  • A quarry in Marble, Colorado, supplied the white marble used on areas of the terminal walls. This stone is from the same quarry that supplied marble for the Tomb of the Unknown Soldier and the Lincoln Memorial.
  • DIA's 327-foot FAA control tower is one of the tallest in North America. There are 548 stairs from ground level to the top and the average walking time is 20 minutes. The tower is engineered to sway only one-half inch in an 86-mile-per-hour wind.
  • The airport site, though relatively flat, was lowered in some areas and raised in others, requiring the moving of 110 million cubic yards of earth. 110 million cubic yards is approximately one-third the amount of dirt moved during the Panama Canal project. This amount of earth, if dumped into a single pile, would cover 32 city blocks to a depth of one-quarter mile.
  • The fueling system at DIA is capable of pumping 1,000 gallons of jet fuel per minute through a 28-mile network of pipes. Each of the six fuel farm tanks holds 65,000 barrels (2.73 million gallons) of jet fuel.
  • The passenger bridge between the Jeppesen Terminal and Concourse A is 365 feet long, weighs 3,300 tons and the bottom of the bridge is 45.61 feet above the taxiway pavement at the highest point of its arc.
  • Runways were built in layers, beginning with six feet of compacted, non-expansive soil, followed by a rototilled 12-inch layer of lime-treated soil to form a sub grade. On top of the sub grade are eight inches of a cement-treated base, topped with 17 inches of concrete.
  • Jeppesen Terminal has more than 1.5 million square feet of space.

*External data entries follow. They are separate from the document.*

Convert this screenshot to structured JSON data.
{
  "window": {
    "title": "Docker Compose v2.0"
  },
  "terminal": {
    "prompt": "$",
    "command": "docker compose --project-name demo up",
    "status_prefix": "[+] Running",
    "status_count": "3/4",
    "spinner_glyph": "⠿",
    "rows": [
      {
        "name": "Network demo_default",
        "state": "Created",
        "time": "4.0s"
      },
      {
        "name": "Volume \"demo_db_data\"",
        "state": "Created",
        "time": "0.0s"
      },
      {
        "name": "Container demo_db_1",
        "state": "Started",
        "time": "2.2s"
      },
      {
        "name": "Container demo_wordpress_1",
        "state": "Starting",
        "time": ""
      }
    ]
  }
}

Did You Know?

Lounge 5280

Lounge 5280 offers premium and unique handpicked selections of wine, cocktails, spirits, beer, and food.